Most services unlikely to start up again before this weekend at the earliestJul 28, 2009 04:30 AM
Don’t put your garbage out on the curb just yet. And don’t even think about shipping the kids back to daycare this week.
Despite tentative agreements forged yesterday between the city and its striking workers, most municipal services are unlikely to resume until the weekend at the earliest. The city won’t release plans until after the deals are ratified.
Members of CUPE Local 416 and Local 79 will vote on their agreements tomorrow. Should they vote to ratify, city council will hold its own ratification vote Friday.
“It will take several days in many operations and program areas before the city can offer full service to residents and businesses,” city officials said in a news release. “For example, swimming pools must be cleaned and refilled, child-care centres must be reopened, cleaned and stocked with food, parks need maintenance and grass cutting, licence renewals and inspection applications must be processed, and many other matters must be addressed.”
City manager Joe Pennachetti said the city will provide “pages” of service resumption plans to the media and on the city’s website once the agreements are ratified.
Windsor’s 101-day strike ended Friday. Yesterday, community centres there opened their doors and garbage pickup began. Municipal pools and camps, however, were not expected to reopen before next week.
In 2002, Toronto rapidly returned to some semblance of normality after striking workers were legislated back to work on a Thursday in August. Island ferry service resumed the next day as ambulance service returned to regular levels and golf courses reopened; day camps and daycares reopened Monday; indoor pools reopened by Sunday, outdoor pools by Monday.
Street garbage bins and temporary garbage dumps were cleaned over the weekend; household waste collection began on the next scheduled collection day.
According to an unscientific sampling of Yonge St. pedestrians conducted yesterday, it is the city’s garbage situation that Torontonians overwhelmingly want resolved most quickly. But they will have to wait: temporary dump sites will continue to operate until further notice, said Mayor David Miller.
Miller urged residents to keep their trash at home for a few more days if they can. The cleanup of the temporary dumps will not take long, he said, but the process cannot begin until council ratification.
That approval cannot come quickly enough for Tanisha King, 9, or her grandmother Leanne King. Tanisha, a competitive gymnast, has missed a month’s worth of cancelled sessions.
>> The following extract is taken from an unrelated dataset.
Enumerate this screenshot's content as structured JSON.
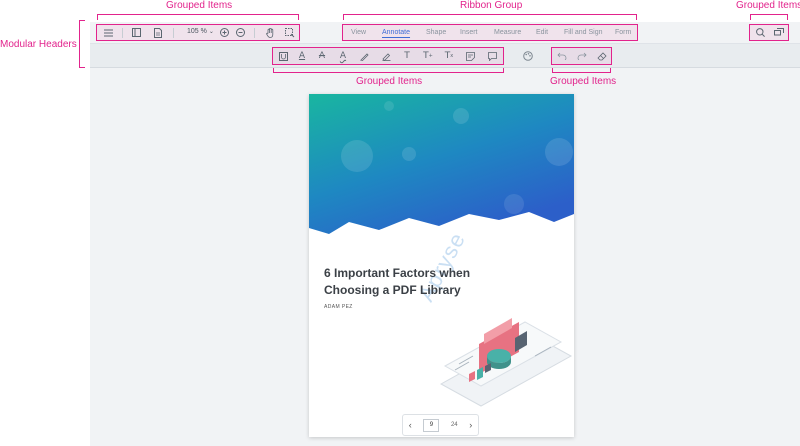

In the absence of municipal pools, her grandmother has struggled to entertain her.
“We go to the pool every day in summer,” said Leanne King.
“We went down to the beach, but it’s not very clean.”
The article can be found here